| ACTION ITEM |
When the string "feels" appears in a line of the records, show the whole line.

Entries from a dataset of interfaces

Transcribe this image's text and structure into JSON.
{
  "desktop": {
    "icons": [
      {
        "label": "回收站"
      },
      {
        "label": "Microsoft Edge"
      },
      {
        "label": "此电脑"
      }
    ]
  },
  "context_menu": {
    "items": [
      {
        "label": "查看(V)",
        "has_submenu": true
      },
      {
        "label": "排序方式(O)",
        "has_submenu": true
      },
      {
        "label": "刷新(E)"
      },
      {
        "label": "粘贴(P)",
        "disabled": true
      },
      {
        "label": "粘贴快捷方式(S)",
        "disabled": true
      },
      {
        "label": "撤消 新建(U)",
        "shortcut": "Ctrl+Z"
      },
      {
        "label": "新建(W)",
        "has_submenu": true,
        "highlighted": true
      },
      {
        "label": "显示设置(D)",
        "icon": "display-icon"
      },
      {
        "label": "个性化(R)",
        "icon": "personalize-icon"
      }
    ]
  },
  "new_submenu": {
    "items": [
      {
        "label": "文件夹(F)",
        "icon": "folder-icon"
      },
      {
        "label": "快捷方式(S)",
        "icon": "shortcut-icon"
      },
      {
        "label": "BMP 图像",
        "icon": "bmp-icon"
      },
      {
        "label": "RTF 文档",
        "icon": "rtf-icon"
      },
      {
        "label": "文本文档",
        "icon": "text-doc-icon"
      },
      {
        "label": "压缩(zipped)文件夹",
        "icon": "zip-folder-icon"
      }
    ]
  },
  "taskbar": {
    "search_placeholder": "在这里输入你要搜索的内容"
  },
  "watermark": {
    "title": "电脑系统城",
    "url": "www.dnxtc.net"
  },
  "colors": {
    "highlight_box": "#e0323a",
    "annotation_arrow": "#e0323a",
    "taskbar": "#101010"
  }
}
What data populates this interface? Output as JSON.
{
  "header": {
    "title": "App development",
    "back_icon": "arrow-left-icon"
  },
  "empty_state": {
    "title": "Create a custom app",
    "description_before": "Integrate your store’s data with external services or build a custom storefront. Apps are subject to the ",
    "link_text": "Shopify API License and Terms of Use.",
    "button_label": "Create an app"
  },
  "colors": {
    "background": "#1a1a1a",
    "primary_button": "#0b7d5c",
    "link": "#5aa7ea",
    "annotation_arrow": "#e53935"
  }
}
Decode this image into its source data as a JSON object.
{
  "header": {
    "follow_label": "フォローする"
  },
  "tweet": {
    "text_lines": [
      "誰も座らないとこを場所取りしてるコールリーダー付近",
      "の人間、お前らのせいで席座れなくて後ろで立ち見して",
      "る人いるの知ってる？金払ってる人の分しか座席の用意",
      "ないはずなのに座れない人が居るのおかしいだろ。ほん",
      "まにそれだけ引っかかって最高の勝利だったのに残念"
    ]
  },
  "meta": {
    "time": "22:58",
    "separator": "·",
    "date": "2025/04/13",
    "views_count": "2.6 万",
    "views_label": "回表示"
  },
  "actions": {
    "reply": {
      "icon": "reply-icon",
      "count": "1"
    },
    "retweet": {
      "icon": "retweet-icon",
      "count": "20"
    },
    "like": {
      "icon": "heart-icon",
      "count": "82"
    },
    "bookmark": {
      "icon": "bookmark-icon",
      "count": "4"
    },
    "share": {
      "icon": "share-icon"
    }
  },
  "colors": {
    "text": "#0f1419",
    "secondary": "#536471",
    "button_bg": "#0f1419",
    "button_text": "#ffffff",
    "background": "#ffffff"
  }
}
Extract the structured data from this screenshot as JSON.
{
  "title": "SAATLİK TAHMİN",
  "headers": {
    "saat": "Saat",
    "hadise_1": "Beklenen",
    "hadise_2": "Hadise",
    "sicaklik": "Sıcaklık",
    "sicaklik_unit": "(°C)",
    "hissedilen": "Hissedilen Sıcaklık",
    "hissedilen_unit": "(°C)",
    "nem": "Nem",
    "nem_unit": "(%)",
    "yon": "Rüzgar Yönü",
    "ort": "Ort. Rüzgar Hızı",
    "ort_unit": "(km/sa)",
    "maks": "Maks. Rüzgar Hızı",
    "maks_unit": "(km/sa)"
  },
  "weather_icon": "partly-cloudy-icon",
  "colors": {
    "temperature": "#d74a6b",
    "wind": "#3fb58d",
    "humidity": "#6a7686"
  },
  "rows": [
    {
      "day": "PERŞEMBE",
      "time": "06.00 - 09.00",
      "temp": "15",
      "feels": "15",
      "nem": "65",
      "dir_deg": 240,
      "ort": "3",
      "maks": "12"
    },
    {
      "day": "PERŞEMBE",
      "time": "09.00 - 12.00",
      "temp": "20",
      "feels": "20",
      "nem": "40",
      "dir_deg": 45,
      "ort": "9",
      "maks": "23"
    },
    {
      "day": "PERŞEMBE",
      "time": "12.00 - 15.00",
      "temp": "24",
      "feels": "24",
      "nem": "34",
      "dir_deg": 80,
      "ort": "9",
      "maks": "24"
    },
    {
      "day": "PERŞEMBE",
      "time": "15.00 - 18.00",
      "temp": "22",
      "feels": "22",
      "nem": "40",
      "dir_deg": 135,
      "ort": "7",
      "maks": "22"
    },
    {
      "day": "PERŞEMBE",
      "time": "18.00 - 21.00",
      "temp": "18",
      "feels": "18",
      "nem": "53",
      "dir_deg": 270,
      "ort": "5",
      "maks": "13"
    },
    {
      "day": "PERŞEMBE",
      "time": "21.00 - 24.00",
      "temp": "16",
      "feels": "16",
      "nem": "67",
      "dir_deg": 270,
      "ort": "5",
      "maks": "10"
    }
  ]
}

| EXPECTED ANSWER |
      "feels": "15",
      "feels": "20",
      "feels": "24",
      "feels": "22",
      "feels": "18",
      "feels": "16",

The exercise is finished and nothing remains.